Top budget desktop PCs
Aimed at the value-conscious, these budget desktops will tackle your computing needs without breaking the bank
HP Pavilion p6540f Review, by Armando Rodriguez September 23, 2010
Spacious hard drive
Great general performance
Bottom Line: HP's p6540f is a great PC for the everyday user--but if you're looking to upgrade or play games, look elsewhere.
With a price tag of $780 (as of September 3, 2010), the HP Pavilion p6540f sits at the upper threshold of the budget PC category. Offering ample performance and storage, the p6540f is a strong candidate for shoppers who want the muscle of a quad-core PC, but don't want to spend a bundle.

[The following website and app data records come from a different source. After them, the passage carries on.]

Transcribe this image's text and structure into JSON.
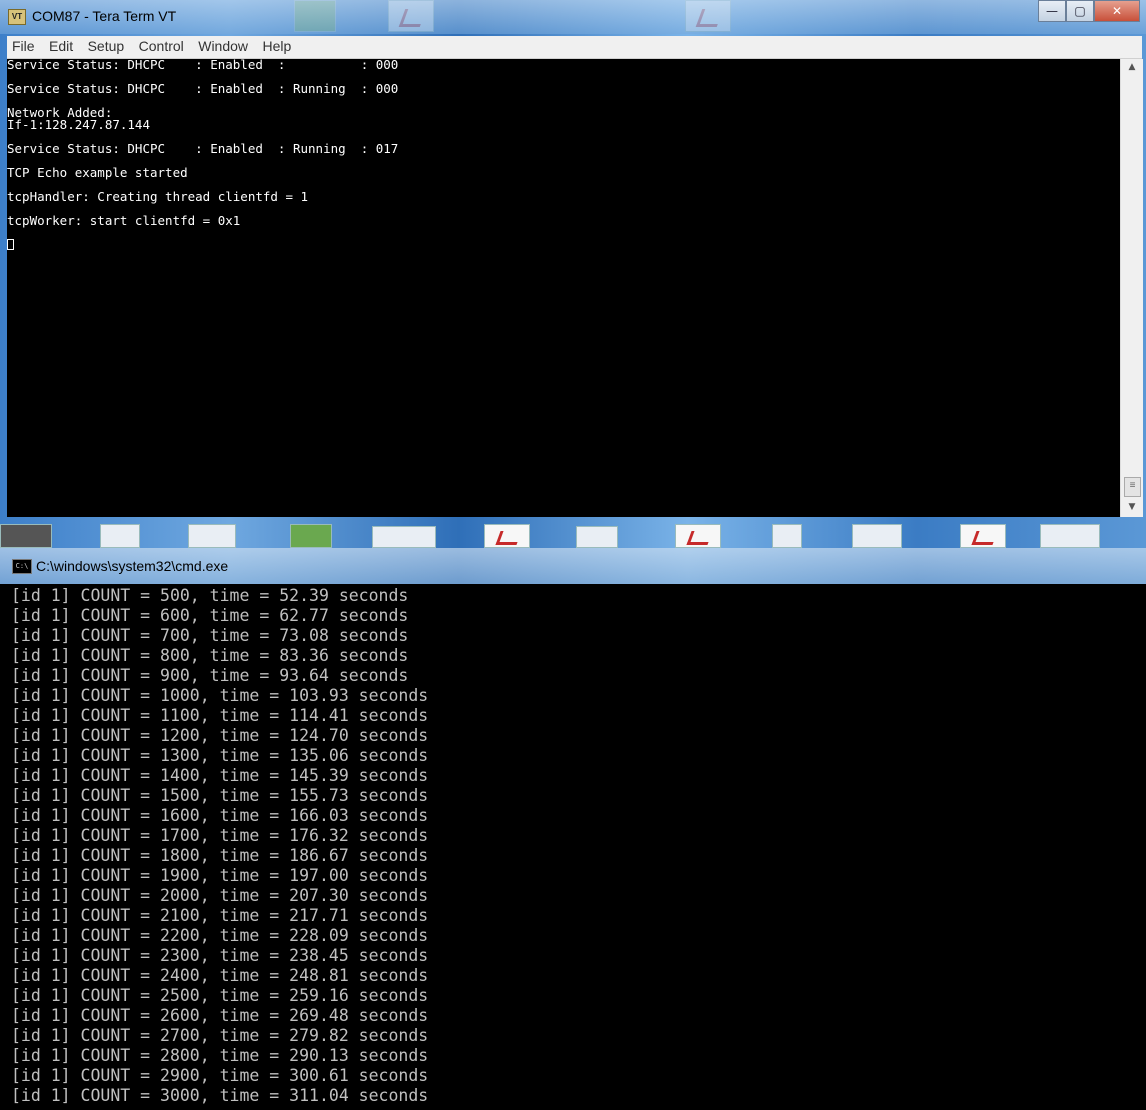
{
  "teraterm": {
    "title": "COM87 - Tera Term VT",
    "app_icon": "VT",
    "menu": [
      "File",
      "Edit",
      "Setup",
      "Control",
      "Window",
      "Help"
    ],
    "window_buttons": {
      "minimize": "—",
      "maximize": "▢",
      "close": "✕"
    },
    "lines": [
      "Service Status: DHCPC    : Enabled  :          : 000",
      "",
      "Service Status: DHCPC    : Enabled  : Running  : 000",
      "",
      "Network Added:",
      "If-1:128.247.87.144",
      "",
      "Service Status: DHCPC    : Enabled  : Running  : 017",
      "",
      "TCP Echo example started",
      "",
      "tcpHandler: Creating thread clientfd = 1",
      "",
      "tcpWorker: start clientfd = 0x1",
      ""
    ]
  },
  "cmd": {
    "title": "C:\\windows\\system32\\cmd.exe",
    "lines": [
      "[id 1] COUNT = 500, time = 52.39 seconds",
      "[id 1] COUNT = 600, time = 62.77 seconds",
      "[id 1] COUNT = 700, time = 73.08 seconds",
      "[id 1] COUNT = 800, time = 83.36 seconds",
      "[id 1] COUNT = 900, time = 93.64 seconds",
      "[id 1] COUNT = 1000, time = 103.93 seconds",
      "[id 1] COUNT = 1100, time = 114.41 seconds",
      "[id 1] COUNT = 1200, time = 124.70 seconds",
      "[id 1] COUNT = 1300, time = 135.06 seconds",
      "[id 1] COUNT = 1400, time = 145.39 seconds",
      "[id 1] COUNT = 1500, time = 155.73 seconds",
      "[id 1] COUNT = 1600, time = 166.03 seconds",
      "[id 1] COUNT = 1700, time = 176.32 seconds",
      "[id 1] COUNT = 1800, time = 186.67 seconds",
      "[id 1] COUNT = 1900, time = 197.00 seconds",
      "[id 1] COUNT = 2000, time = 207.30 seconds",
      "[id 1] COUNT = 2100, time = 217.71 seconds",
      "[id 1] COUNT = 2200, time = 228.09 seconds",
      "[id 1] COUNT = 2300, time = 238.45 seconds",
      "[id 1] COUNT = 2400, time = 248.81 seconds",
      "[id 1] COUNT = 2500, time = 259.16 seconds",
      "[id 1] COUNT = 2600, time = 269.48 seconds",
      "[id 1] COUNT = 2700, time = 279.82 seconds",
      "[id 1] COUNT = 2800, time = 290.13 seconds",
      "[id 1] COUNT = 2900, time = 300.61 seconds",
      "[id 1] COUNT = 3000, time = 311.04 seconds"
    ]
  }
}
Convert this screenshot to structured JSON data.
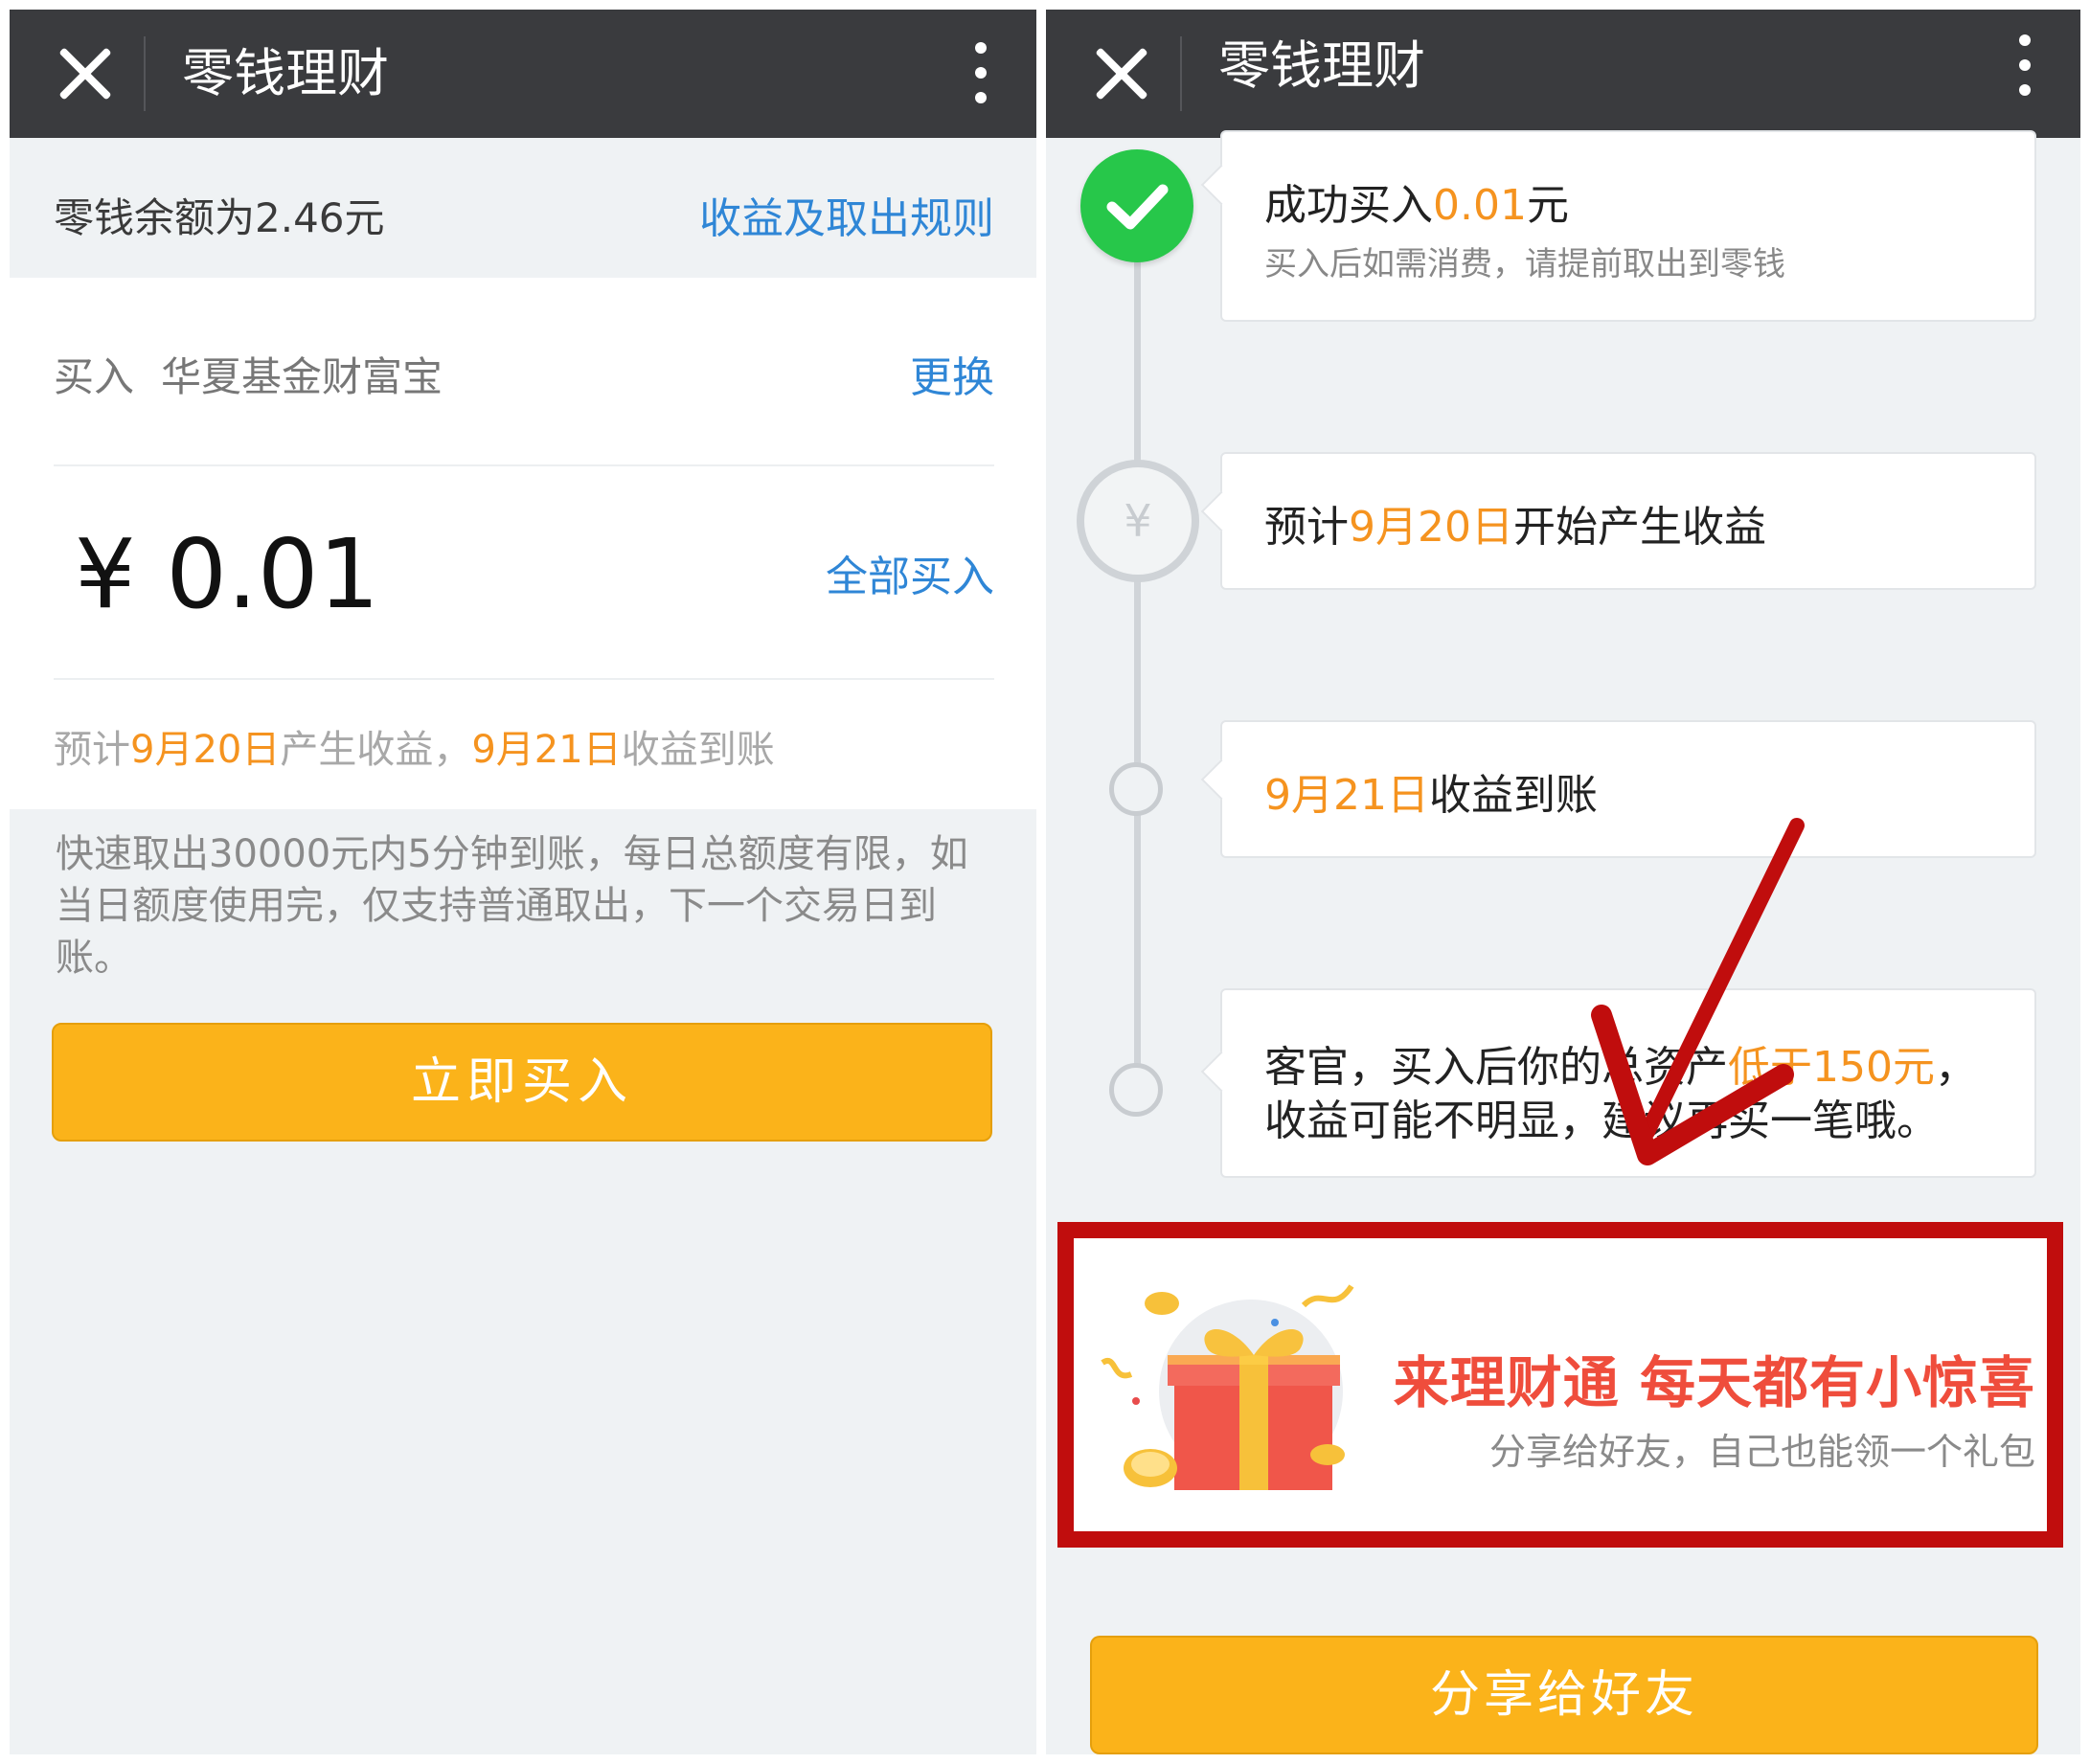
{
  "left": {
    "title": "零钱理财",
    "balance": "零钱余额为2.46元",
    "rules_link": "收益及取出规则",
    "buy_label": "买入",
    "fund_name": "华夏基金财富宝",
    "change_link": "更换",
    "amount": "¥ 0.01",
    "all_buy_link": "全部买入",
    "estimate": {
      "p1": "预计",
      "d1": "9月20日",
      "p2": "产生收益，",
      "d2": "9月21日",
      "p3": "收益到账"
    },
    "fast_note": "快速取出30000元内5分钟到账，每日总额度有限，如当日额度使用完，仅支持普通取出，下一个交易日到账。",
    "buy_button": "立即买入"
  },
  "right": {
    "title": "零钱理财",
    "step1": {
      "prefix": "成功买入",
      "amount": "0.01",
      "suffix": "元",
      "sub": "买入后如需消费，请提前取出到零钱"
    },
    "step2": {
      "yen": "¥",
      "prefix": "预计",
      "date": "9月20日",
      "suffix": "开始产生收益"
    },
    "step3": {
      "date": "9月21日",
      "suffix": "收益到账"
    },
    "step4": {
      "line1_prefix": "客官，买入后你的总资产",
      "line1_highlight": "低于150元",
      "line1_suffix": "，",
      "line2": "收益可能不明显，建议再买一笔哦。"
    },
    "promo": {
      "title": "来理财通 每天都有小惊喜",
      "subtitle": "分享给好友，自己也能领一个礼包"
    },
    "share_button": "分享给好友"
  },
  "colors": {
    "topbar": "#3a3b3e",
    "accent_link": "#2f86d6",
    "highlight": "#f5931f",
    "button": "#fbb31a",
    "success": "#27c74a",
    "annotation_red": "#c00d0d"
  },
  "icons": [
    "close-icon",
    "more-icon",
    "check-icon",
    "yen-icon",
    "gift-icon",
    "annotation-arrow"
  ]
}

The HP Pavilion p6540f is configured with a 2.8GHz Phenom II 830 quad-core processor, 8GB of DDR3 RAM, and a massive 1TB hard drive. It earned a score of 115 on our WorldBench 6 test suite, bested (but only slightly) by the Gateway SX2840-01 (118) and HP's own Pavilion p6330f (118).
If you were planning on using this desktop for gaming, however, you're out of luck. The ATI Radeon HD 4200 integrated graphics processor was unable to eke out playable frame rates on our Unreal Tournament 3 benchmark, at any resolution or setting. This is par for the course with the category, however, as even the top budget machines fail to impress on games.
Clad in HP's stock chassis, the p6540f is a bit boring--not exactly unattractive, but simply more of what we've already seen from the company. The front of the case has a pair of USB ports and the headphone and microphone jacks, hidden under a sliding panel. You'll also find an easy-access multiformat card reader on the upper rim of the machine. The power button's placement is a bit awkward: It's right on the top of the machine, and I actually managed to shut the machine off accidentally with my clipboard. That being said, I grew to appreciate its placement once the desktop was down on the floor.
On the rear are six more USB ports (for a grand total of eight). The machine also has a DVI port, a VGA port, digital-audio and 7.1-channel surround-sound inputs, and a gigabit ethernet port. The p6540f offers Wi-Fi connectivity, too, by way of an add-in 802.11n PCI card. I found its implementation a bit lacking, however: The antenna is a tepee-shaped object attached by a cord, and finding a space for it on my desk that was out of the way proved annoying.
You'll need to grab a screwdriver if you're hoping to get inside the case. Once there, though, you'll discover that there really isn't much point to digging around. As is generally the case with budget desktops, the p6540f doesn't have a lot of room in the chassis or on the motherboard for future upgrades. The jumbled wiring doesn't help matters. Since the Wi-Fi card takes up a bit of room, you'll likely have trouble squeezing in a larger graphics card, too. And you'd still have to contend with the limits of the paltry 250W power supply.
The PC does have three open PCI Express x1 slots and room for an additional hard drive. Unfortunately, the power supply blocks the media expansion bays; adding a second 5.25-inch drive would be difficult without first removing the power supply (or the front of the chassis).
Bundled with the p6540f is a standard HP two-button mouse with a scrollwheel, as well as a keyboard with playback and volume-control buttons. Personally, I find HP's stock keyboards and mice comfortable and perfect for everyday use. The package has little in the way of included software, besides the requisite cluster of trial editions. Documentation is limited to a warranty guide and an oversize quick-start guide with setup instructions.
The HP Pavilion p6540f boasts generous amounts of RAM and hard-drive space, making it great for a casual user with a lot of files. The limited upgradability is a shame, but expected from the category--ditto for the lackluster gaming performance. All told, the p6540f is a bit pricier than some of its rivals, but the multicore processor gives it a leg up over the competition, something to keep in mind if you convert plenty of videos or dabble in photo editing.